[Items from an interface collection]
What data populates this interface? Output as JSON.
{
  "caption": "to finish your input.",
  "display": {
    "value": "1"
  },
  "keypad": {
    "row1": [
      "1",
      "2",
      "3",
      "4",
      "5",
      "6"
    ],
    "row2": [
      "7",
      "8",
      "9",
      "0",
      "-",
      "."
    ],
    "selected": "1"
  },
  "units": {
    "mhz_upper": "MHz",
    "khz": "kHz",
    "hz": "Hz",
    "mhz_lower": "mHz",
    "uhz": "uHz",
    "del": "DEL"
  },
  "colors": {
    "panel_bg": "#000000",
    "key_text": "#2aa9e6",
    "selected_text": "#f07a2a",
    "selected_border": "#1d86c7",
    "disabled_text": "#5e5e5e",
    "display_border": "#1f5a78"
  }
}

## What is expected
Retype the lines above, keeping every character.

## Result below
What data populates this interface? Output as JSON.
{
  "caption": "to finish your input.",
  "display": {
    "value": "1"
  },
  "keypad": {
    "row1": [
      "1",
      "2",
      "3",
      "4",
      "5",
      "6"
    ],
    "row2": [
      "7",
      "8",
      "9",
      "0",
      "-",
      "."
    ],
    "selected": "1"
  },
  "units": {
    "mhz_upper": "MHz",
    "khz": "kHz",
    "hz": "Hz",
    "mhz_lower": "mHz",
    "uhz": "uHz",
    "del": "DEL"
  },
  "colors": {
    "panel_bg": "#000000",
    "key_text": "#2aa9e6",
    "selected_text": "#f07a2a",
    "selected_border": "#1d86c7",
    "disabled_text": "#5e5e5e",
    "display_border": "#1f5a78"
  }
}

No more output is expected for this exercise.